### INSTRUCTIONS TO FOLLOW:
If a line in the records below contains "COAXIAL", copy that line.

### DATASET RECORDS:

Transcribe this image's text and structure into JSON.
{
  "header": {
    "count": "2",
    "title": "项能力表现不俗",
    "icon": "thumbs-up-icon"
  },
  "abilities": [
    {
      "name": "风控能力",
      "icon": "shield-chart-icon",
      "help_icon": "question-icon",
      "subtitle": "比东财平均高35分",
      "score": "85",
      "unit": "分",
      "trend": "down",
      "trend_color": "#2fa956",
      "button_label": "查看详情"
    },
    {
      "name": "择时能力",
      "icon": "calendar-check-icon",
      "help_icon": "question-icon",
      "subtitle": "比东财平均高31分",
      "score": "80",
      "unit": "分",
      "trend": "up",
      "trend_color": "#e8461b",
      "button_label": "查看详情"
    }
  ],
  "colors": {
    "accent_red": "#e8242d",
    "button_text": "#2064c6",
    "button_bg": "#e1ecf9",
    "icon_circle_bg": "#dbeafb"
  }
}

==

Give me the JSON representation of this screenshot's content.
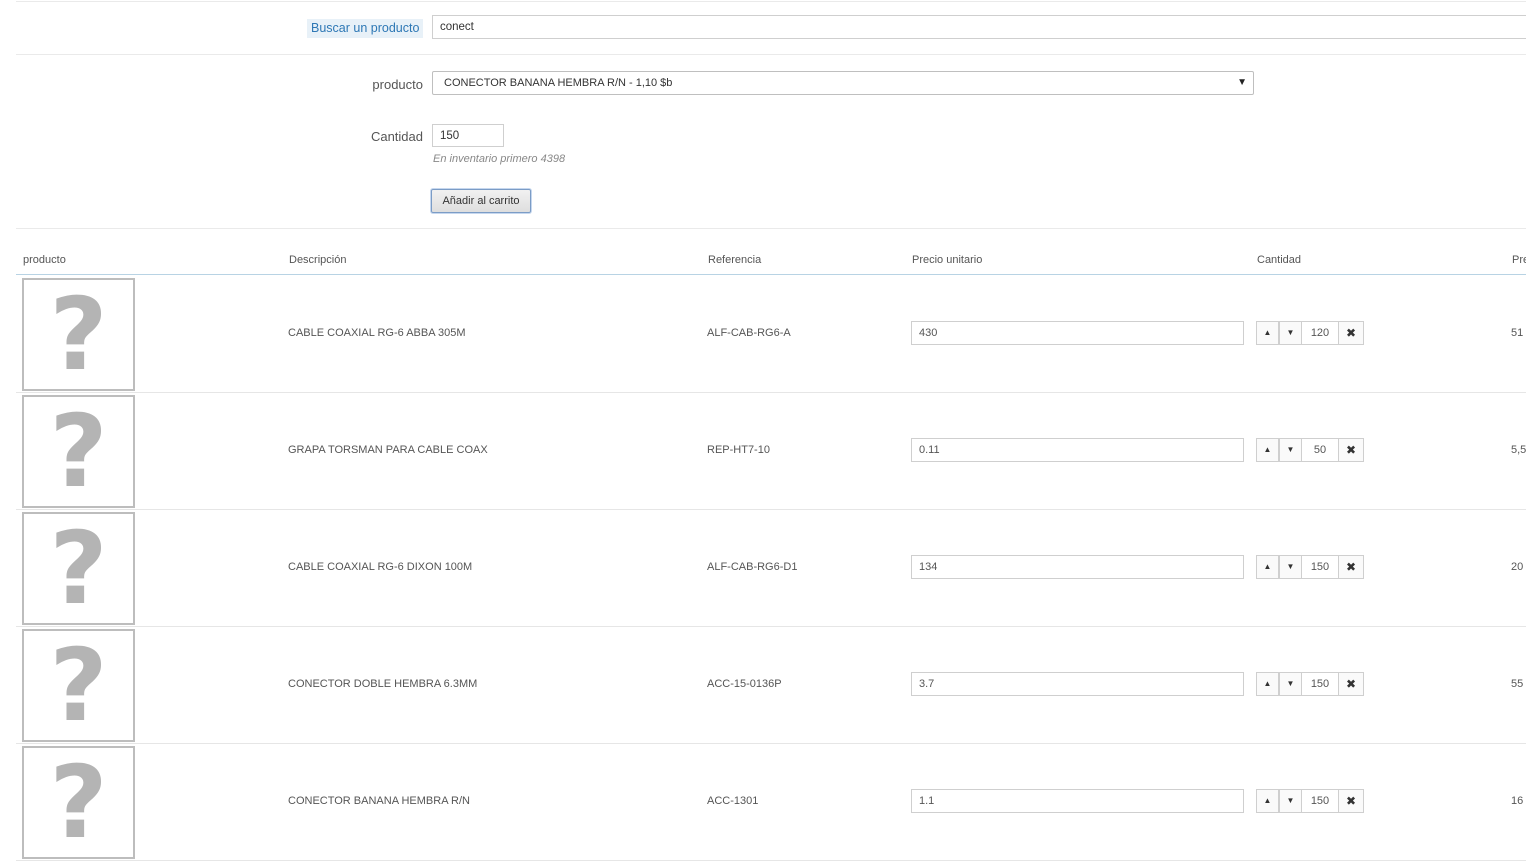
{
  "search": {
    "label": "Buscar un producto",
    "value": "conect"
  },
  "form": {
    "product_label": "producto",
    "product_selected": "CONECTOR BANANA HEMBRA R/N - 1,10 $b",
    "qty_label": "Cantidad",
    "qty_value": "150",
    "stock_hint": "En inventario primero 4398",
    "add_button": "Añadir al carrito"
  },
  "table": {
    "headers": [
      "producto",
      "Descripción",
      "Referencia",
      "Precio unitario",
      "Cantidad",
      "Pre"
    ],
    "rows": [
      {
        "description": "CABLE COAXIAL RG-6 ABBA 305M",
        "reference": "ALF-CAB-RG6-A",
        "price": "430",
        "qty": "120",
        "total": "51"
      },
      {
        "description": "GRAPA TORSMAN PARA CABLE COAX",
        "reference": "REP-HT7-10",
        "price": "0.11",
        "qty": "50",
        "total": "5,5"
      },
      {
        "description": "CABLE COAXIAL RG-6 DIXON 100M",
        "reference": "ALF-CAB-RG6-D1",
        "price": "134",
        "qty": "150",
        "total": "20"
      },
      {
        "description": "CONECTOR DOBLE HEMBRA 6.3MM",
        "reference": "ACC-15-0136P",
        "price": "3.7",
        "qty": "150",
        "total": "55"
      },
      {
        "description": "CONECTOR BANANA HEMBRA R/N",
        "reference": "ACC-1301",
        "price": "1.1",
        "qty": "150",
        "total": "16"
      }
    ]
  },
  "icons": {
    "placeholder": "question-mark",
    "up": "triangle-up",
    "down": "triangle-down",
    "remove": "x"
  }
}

### OUTPUT OF THE TASK:
        "description": "CABLE COAXIAL RG-6 ABBA 305M",
        "description": "CABLE COAXIAL RG-6 DIXON 100M",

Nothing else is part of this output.